◆ **Assignment**: The records that follow must be reproduced in full, with every picture excluded.

◆ **Input data**:
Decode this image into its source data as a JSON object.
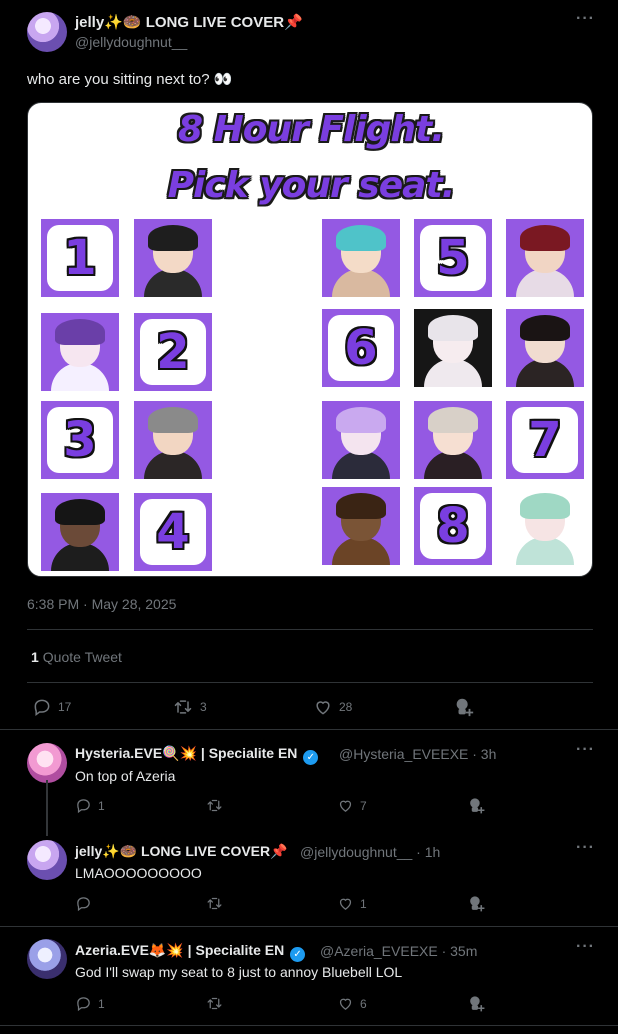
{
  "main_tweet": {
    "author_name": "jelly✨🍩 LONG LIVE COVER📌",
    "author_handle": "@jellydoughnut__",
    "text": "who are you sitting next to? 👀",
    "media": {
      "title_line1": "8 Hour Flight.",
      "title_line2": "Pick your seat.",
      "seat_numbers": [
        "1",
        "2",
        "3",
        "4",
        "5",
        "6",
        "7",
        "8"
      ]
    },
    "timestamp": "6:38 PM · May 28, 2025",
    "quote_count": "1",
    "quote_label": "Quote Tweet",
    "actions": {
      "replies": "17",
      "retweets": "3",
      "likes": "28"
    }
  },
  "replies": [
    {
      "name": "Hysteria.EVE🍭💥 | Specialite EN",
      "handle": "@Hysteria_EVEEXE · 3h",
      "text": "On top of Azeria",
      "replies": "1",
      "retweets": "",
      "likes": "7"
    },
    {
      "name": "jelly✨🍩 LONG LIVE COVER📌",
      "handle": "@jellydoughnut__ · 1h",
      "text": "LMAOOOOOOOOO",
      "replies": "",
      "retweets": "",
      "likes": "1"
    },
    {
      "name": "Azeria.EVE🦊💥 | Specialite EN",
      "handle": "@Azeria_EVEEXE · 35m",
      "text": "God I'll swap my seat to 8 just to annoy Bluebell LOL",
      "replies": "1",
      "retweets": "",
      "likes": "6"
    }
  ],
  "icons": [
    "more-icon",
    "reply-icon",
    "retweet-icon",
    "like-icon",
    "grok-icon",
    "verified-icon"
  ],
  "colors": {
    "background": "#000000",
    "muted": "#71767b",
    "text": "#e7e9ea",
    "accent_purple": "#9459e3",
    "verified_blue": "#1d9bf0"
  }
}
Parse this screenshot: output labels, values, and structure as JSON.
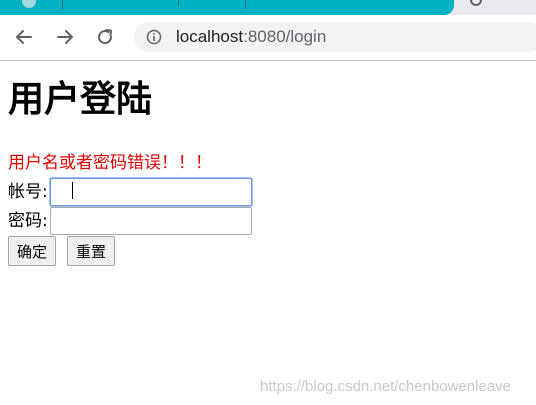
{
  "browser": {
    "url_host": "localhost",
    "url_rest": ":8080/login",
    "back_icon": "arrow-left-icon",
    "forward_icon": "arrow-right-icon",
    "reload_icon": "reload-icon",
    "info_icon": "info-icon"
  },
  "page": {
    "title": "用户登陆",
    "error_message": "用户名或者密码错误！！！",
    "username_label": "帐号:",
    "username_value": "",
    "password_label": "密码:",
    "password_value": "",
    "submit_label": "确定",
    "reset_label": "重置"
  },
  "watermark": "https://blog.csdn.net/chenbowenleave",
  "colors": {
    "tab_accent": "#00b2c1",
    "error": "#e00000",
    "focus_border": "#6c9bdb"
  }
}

◆ **Result of this task**:
Decode this image into its source data as a JSON object.
{
  "main_tweet": {
    "author_name": "jelly✨🍩 LONG LIVE COVER📌",
    "author_handle": "@jellydoughnut__",
    "text": "who are you sitting next to? 👀",
    "media": {
      "title_line1": "8 Hour Flight.",
      "title_line2": "Pick your seat.",
      "seat_numbers": [
        "1",
        "2",
        "3",
        "4",
        "5",
        "6",
        "7",
        "8"
      ]
    },
    "timestamp": "6:38 PM · May 28, 2025",
    "quote_count": "1",
    "quote_label": "Quote Tweet",
    "actions": {
      "replies": "17",
      "retweets": "3",
      "likes": "28"
    }
  },
  "replies": [
    {
      "name": "Hysteria.EVE🍭💥 | Specialite EN",
      "handle": "@Hysteria_EVEEXE · 3h",
      "text": "On top of Azeria",
      "replies": "1",
      "retweets": "",
      "likes": "7"
    },
    {
      "name": "jelly✨🍩 LONG LIVE COVER📌",
      "handle": "@jellydoughnut__ · 1h",
      "text": "LMAOOOOOOOOO",
      "replies": "",
      "retweets": "",
      "likes": "1"
    },
    {
      "name": "Azeria.EVE🦊💥 | Specialite EN",
      "handle": "@Azeria_EVEEXE · 35m",
      "text": "God I'll swap my seat to 8 just to annoy Bluebell LOL",
      "replies": "1",
      "retweets": "",
      "likes": "6"
    }
  ],
  "icons": [
    "more-icon",
    "reply-icon",
    "retweet-icon",
    "like-icon",
    "grok-icon",
    "verified-icon"
  ],
  "colors": {
    "background": "#000000",
    "muted": "#71767b",
    "text": "#e7e9ea",
    "accent_purple": "#9459e3",
    "verified_blue": "#1d9bf0"
  }
}
Parse this screenshot: output labels, values, and structure as JSON.
{
  "browser": {
    "url_host": "localhost",
    "url_rest": ":8080/login",
    "back_icon": "arrow-left-icon",
    "forward_icon": "arrow-right-icon",
    "reload_icon": "reload-icon",
    "info_icon": "info-icon"
  },
  "page": {
    "title": "用户登陆",
    "error_message": "用户名或者密码错误！！！",
    "username_label": "帐号:",
    "username_value": "",
    "password_label": "密码:",
    "password_value": "",
    "submit_label": "确定",
    "reset_label": "重置"
  },
  "watermark": "https://blog.csdn.net/chenbowenleave",
  "colors": {
    "tab_accent": "#00b2c1",
    "error": "#e00000",
    "focus_border": "#6c9bdb"
  }
}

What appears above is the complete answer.